Said fellow backyard chicken supporter Randy Stannard, "This isn't really just a fad anymore. This is something we have an opportunity to lead on."
We raise chickens and always have between 50-100..they have large pens..and even then, when we open their door to go run around all day..they fly out, wings flapping, feet moving, so fast they will often go faster than the realize and skid like the are sliding into home. No one will ever be able to convince me that chickens like to be in tiny cages.
I couldn't agree more Tucson! No animals want to be confined in a cage the size of a piece of paper which is the horrible fate endured by factory-farmed chickens. I read today that a producer is installing a sedation anesthesia system in which the chickens get knocked out with carbon dioxide before being hung upside down for slaughtering. I think that's a wonderful advance since it takes the fear and stress out of the slaughtering process.
There is a reason we refer to being scared as "chicken" I find it funny when people email me saying they only want friendly chickens...well gee, don't we all! Even our most calm chickens will often freak out if there is someone or something new going on. I agree with the sedation..they can freak out so easily and it only takes one to make everyone else follow. They can make the most horrific sounds too. I love my chickens..but they are crazy lil creatures.
It would matter to me if I'm eating those birds. I don't want any of my meat tainted with chemicals or hormones. I would think if this is strong enough to kill them it might affect the meat. I'm just asking. I don' t know.
I can't find anything that addresses contamination of meat by carbon monoxide. I suspect that it's a non-issue, since CO2 is used to keep red meat red, but then, it would be an individual choice, I think. I'm doubtful that there would be any actual residue in the flesh, but I would take a chance on that simply to reduce the suffering for the chicken.

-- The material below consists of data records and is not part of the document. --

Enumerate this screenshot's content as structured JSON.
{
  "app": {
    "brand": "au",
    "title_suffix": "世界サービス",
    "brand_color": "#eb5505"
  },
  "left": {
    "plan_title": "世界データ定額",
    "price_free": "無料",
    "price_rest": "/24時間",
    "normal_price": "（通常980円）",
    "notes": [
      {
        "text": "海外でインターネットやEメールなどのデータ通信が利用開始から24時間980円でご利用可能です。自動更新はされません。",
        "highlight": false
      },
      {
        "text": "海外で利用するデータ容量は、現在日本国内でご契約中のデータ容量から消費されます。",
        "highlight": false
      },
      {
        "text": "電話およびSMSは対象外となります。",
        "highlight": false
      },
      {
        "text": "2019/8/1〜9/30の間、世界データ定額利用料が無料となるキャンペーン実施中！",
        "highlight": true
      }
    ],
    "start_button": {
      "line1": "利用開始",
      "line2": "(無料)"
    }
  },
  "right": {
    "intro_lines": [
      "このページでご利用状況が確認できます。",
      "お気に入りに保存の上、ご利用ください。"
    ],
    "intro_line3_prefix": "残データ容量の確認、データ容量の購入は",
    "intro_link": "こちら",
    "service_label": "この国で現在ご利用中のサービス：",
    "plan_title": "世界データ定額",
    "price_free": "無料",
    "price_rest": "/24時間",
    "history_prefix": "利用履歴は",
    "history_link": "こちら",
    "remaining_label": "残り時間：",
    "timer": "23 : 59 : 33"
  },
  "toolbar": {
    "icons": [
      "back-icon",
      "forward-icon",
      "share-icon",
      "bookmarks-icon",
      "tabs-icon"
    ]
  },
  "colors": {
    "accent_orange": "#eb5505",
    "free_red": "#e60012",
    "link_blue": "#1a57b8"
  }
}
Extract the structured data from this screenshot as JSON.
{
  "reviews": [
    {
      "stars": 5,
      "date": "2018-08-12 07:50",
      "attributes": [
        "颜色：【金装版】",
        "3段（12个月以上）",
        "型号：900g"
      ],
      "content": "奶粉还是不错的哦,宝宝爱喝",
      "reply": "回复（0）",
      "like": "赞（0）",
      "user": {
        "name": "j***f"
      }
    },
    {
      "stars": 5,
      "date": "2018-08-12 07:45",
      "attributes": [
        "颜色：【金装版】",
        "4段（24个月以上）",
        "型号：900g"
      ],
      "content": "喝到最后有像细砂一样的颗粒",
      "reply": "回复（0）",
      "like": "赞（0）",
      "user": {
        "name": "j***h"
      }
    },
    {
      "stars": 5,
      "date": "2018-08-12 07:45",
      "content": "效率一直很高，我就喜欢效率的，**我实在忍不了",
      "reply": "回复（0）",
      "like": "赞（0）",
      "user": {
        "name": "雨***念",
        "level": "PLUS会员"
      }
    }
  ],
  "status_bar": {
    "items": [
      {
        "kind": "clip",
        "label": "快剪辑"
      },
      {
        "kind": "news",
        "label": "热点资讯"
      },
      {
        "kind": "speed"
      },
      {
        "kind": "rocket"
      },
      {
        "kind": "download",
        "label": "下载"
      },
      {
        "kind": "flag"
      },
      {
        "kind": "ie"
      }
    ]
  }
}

It says that CO, CO2 and N are used to preserve color and restrict bacterial growth. Came up when I googled for "carbon dioxide as meat preservative", which was an offshoot of "carbon dioxide meat contamination" and so on...